The minister stressed that they are not willing to concede to the further terms made by their counterparts for the project. "Thailand is not the same as Laos," Arkhom remarked, referring to the neighboring country, which has already given a go signal to the proposed railway project that will connect the two countries.

The Lao Ministry of Foreign Affairs declined to comment on the statement.

Thailand's rejection of the railway proposal is the latest in a series of setbacks that has hit Xi's Silk Road Initiative. Funding for the Altai gas pipeline that would connect western Siberia in Russia to China has been put on hold indefinitely. Meanwhile, the "Power of Siberia" gas pipeline that the two countries have agreed on in 2015 have also encountered problems, Asian Sentinel reported.

Xi has championed the initiative, a revival of the ancient Silk Road trade routes, as a strategy to foster trade and investment cooperation among countries in Asia, Europe and Africa that were once part of the route.

As part of the initiative, the Asian Infrastructure Investment Bank (AIIB) was launched last year. A $40 billion Silk Road Fund was also allotted for the project and bilateral lending through state-owned banks have been opened.

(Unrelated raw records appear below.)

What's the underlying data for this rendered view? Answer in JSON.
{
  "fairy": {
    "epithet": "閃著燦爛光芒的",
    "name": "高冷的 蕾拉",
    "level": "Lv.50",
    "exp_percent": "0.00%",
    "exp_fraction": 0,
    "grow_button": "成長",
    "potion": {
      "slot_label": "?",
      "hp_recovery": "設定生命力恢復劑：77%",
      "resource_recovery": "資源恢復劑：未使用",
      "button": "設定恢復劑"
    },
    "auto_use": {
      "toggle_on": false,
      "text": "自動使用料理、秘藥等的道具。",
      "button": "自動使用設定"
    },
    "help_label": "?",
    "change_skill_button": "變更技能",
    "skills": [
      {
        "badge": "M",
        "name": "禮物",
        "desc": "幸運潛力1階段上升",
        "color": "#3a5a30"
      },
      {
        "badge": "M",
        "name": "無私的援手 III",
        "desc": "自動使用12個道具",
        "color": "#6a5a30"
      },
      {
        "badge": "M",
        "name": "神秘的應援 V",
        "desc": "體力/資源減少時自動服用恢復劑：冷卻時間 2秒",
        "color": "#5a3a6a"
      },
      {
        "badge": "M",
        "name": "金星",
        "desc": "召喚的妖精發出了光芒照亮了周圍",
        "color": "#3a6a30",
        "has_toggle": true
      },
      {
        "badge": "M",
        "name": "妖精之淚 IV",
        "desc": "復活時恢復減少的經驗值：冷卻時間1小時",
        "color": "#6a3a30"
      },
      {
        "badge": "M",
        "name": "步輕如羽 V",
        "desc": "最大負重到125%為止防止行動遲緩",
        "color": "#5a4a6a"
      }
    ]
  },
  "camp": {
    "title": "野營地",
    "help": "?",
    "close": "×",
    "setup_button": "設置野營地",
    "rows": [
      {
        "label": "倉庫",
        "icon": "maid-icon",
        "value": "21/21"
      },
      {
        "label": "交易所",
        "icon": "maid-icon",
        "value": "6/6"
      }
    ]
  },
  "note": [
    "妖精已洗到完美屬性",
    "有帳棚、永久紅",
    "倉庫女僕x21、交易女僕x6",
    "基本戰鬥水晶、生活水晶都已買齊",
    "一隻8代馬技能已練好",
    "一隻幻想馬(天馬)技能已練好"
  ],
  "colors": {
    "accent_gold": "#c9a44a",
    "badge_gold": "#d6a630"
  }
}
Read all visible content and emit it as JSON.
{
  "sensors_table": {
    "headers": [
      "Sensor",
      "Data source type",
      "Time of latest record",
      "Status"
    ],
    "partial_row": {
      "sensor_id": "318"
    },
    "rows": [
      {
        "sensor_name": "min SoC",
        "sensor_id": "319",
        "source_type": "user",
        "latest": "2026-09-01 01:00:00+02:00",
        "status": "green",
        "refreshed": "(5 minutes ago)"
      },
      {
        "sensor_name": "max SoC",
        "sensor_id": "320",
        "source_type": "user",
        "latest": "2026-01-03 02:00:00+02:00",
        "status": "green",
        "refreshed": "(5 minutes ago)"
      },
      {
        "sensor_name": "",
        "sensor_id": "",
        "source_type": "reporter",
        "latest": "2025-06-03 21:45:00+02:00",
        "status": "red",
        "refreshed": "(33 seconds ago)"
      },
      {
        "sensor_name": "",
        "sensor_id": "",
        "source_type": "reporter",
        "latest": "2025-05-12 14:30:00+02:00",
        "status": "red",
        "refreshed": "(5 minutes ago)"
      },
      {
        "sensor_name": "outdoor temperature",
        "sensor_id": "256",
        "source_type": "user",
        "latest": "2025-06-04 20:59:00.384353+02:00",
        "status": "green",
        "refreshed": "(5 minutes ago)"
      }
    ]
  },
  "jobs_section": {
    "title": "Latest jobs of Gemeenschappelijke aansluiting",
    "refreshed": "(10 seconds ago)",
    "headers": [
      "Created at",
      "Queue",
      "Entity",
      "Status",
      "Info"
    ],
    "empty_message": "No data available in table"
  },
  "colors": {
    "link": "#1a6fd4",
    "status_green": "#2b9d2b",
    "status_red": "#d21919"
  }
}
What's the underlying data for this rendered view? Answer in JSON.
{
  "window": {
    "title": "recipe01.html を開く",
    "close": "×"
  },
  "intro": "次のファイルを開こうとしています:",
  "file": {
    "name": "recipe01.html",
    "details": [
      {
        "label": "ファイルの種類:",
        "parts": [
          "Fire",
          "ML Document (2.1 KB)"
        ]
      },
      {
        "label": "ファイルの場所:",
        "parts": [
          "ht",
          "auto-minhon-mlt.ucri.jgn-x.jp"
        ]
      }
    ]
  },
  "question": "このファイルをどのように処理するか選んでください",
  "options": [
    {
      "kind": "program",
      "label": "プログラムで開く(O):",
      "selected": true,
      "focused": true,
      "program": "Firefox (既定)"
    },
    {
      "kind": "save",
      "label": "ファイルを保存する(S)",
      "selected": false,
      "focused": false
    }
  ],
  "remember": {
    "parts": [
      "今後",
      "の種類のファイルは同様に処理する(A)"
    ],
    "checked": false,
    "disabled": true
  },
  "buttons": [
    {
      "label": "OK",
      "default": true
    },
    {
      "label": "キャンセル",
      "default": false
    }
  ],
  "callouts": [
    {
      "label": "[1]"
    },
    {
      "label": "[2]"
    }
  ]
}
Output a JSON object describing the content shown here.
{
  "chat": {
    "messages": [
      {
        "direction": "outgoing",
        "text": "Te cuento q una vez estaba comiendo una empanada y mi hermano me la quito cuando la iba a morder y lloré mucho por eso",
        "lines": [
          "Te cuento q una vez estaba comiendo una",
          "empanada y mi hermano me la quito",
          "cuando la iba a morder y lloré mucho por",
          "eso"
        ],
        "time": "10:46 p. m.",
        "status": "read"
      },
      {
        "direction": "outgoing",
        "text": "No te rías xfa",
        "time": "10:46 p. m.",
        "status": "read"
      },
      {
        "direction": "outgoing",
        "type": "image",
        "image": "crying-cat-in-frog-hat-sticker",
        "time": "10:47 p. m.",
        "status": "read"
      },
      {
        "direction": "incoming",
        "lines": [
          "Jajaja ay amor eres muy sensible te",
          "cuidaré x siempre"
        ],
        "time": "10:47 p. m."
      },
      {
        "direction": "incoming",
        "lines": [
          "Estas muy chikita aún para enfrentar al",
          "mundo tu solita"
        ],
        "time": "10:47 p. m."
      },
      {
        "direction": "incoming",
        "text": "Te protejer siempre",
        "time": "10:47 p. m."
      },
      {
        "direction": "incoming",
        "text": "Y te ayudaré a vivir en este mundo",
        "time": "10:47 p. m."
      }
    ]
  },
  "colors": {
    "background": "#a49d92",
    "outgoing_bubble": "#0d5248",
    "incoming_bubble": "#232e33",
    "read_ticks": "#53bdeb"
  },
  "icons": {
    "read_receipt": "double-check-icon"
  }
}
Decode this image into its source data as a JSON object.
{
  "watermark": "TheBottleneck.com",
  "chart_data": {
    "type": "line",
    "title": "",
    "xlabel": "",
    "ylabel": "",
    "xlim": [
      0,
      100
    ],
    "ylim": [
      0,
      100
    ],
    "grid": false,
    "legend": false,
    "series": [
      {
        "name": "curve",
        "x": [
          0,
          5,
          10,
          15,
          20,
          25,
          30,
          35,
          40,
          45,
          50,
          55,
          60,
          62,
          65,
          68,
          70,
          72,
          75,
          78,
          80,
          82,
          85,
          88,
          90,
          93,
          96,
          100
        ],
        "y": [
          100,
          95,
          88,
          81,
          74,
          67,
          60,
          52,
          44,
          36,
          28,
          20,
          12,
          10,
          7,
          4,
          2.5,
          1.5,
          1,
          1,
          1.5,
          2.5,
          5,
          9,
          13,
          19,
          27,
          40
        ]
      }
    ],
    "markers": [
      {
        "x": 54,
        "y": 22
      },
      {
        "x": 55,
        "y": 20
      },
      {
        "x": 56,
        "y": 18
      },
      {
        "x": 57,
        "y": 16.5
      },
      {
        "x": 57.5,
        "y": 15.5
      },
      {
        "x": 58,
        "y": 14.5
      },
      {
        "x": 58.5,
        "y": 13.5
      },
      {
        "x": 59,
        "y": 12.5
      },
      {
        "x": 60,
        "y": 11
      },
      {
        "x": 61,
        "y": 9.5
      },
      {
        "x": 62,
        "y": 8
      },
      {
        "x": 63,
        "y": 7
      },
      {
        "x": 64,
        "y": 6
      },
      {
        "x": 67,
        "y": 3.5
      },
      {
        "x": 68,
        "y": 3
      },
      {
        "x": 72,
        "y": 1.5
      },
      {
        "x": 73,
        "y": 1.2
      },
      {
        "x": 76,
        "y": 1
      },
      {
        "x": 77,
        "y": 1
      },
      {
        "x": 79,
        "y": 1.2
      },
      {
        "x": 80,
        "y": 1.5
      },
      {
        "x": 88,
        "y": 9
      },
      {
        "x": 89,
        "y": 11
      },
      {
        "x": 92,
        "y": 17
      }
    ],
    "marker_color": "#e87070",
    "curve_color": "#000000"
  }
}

Arkhom said that they are still open to potential Chinese funding, such as through the AIIB. However, no discussions are yet underway.